Qualified as TCM practitioner in 1985 Melbourne Australia, where I opened my first Traditional Chinese Medicine clinic. Returned to England in 1987 where I set up a clinic in SE London and still practice. As Cupping Therapy Expert, I have presented cupping therapy papers in 5 International seminars, contribute regularly to the TCM publications and held well over 50 cupping therapy teaching workshops (England, Switzerland, Germany, Turkey, Denmark, Sweden, Norway, Holland and Australia) as well appearing as an “expert” on the BBC TV (Children In Need), BBC2 TV history program (Supersize me- Elizabethan times), BBC Radio4 Today and Capital Radio programmes. I also accept final-year Acupuncture students at my clinic for clinical practice and observation.

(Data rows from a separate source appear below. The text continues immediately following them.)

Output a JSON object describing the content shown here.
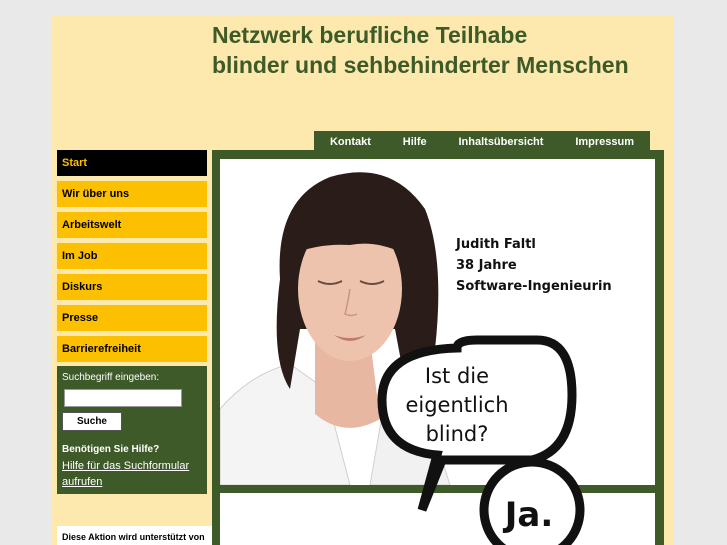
{
  "site": {
    "title_line1": "Netzwerk berufliche Teilhabe",
    "title_line2": "blinder und sehbehinderter Menschen"
  },
  "topnav": {
    "items": [
      {
        "label": "Kontakt"
      },
      {
        "label": "Hilfe"
      },
      {
        "label": "Inhaltsübersicht"
      },
      {
        "label": "Impressum"
      }
    ]
  },
  "sidenav": {
    "items": [
      {
        "label": "Start",
        "active": true
      },
      {
        "label": "Wir über uns"
      },
      {
        "label": "Arbeitswelt"
      },
      {
        "label": "Im Job"
      },
      {
        "label": "Diskurs"
      },
      {
        "label": "Presse"
      },
      {
        "label": "Barrierefreiheit"
      }
    ]
  },
  "search": {
    "label": "Suchbegriff eingeben:",
    "value": "",
    "button_label": "Suche",
    "help_heading": "Benötigen Sie Hilfe?",
    "help_link": "Hilfe für das Suchformular aufrufen"
  },
  "sponsor": {
    "text": "Diese Aktion wird unterstützt von"
  },
  "banner": {
    "caption_name": "Judith Faltl",
    "caption_age": "38 Jahre",
    "caption_job": "Software-Ingenieurin",
    "bubble_line1": "Ist die",
    "bubble_line2": "eigentlich",
    "bubble_line3": "blind?",
    "answer": "Ja."
  },
  "colors": {
    "page_bg": "#fde9ae",
    "brand_green": "#3d5a28",
    "nav_yellow": "#fcc000",
    "nav_active_bg": "#000000"
  }
}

Ilkay Zihni Chirali MBAcC, RCHM
Mark Bovey, 
Roz Gibbs


Acupuncture and Cupping Therapy Clinic
163 Upton Road
DA6 8LY  England.             

Tel: 44-208 306 6736


Our thanks to Ilkay Zihni Chirali and Mark Bovey from England for sharing the above post. If you have any questions or want to leave some feedback on their workshops, then please do so via a comment* below.

If you are a hijama therapist or patient and are happy to share your knowledge or experience via a guest blog-post like the one above, please send me an email to:

*Comments are moderated to prevent spamming so may take some time to appear

Saturday, 6 July 2013


 The following is an abstract of a pilot-study by M Sarjoon and K Naser on Hijama for the management of High Blood Pressure 


M. A. C. M. Sarjoon1*, K. A. Naser2

1Faculty of Health Care Sciences, Eastern University, Sri Lanka.
2Teaching Hospital, Peradeniya, Sri Lanka


Study Design: This study is a prospective randomized control study conducted on hypertensive patients. 
Sample Selection: All adult hypertensive patients aged ≥18 years, who had made at least three
previous clinic visits and had been on antihypertensive medications for at least 6 months, were included. Newly diagnosed individuals, those having less than three previous BP readings and those without any follow-up in the previous 6 months were excluded from the study. 10 Hypertensive patients who attended the clinic in Eravur area were recruited and on the middle of the study, two patients were dropped from the study.

Data Collection: Initially the following information were collected: age, gender, duration of follow-up, three most recent BP readings, presence of co-existing diseases, body mass index (BMI), prescribed regular medications, frequency of attendance at the outpatient clinic (in the last 6 months) and presence or absence of care continuity. 
Intervention: The selected patients received ten session of cupping therapy at the rate of twice per week. The routine allopathic medication was continued during the study period in these patients. Blood pressure measurement was obtained before each session of treatment
Results: Patients' mean BMI was 29 (S.D +/- 5; range 24-35). Overall mean blood pressure before the intervention was 152/95 mmHg and after the intervention was 135/84mmHg. All patients mentioned that they felt improvement of overall body health after the treatment. 
Conclusion: This study showed a significant change in the blood pressure level after 10 repeated treatments in a rate of twice per week. However, despite the apparent success of this study, will that change in blood pressure be maintained is not clear. The data in this study is not applicable to the larger population and control study is necessary for better comparison. Therefore, more detail scientific research studies are necessary to suggest cupping is effective for treating hypertension in order to provide the additional effect with allopathic treatment.

Keywords:, Hypertension, Cupping Therapy, Hijama, Blood Pressure.

M. A. C. M. Sarjoon   
K. A. Naser


Mobile: +94759912020


Our thanks to M Sarjoon and K Naser for sharing the above post. If you have any questions or want to leave some feedback for him, then please do so via a comment* below.

If you are a hijama therapist or patient and are happy to share your knowledge or experience via a guest blog-post like the one above, please send me an email to:

*Comments are moderated to prevent spamming so may take some time to appear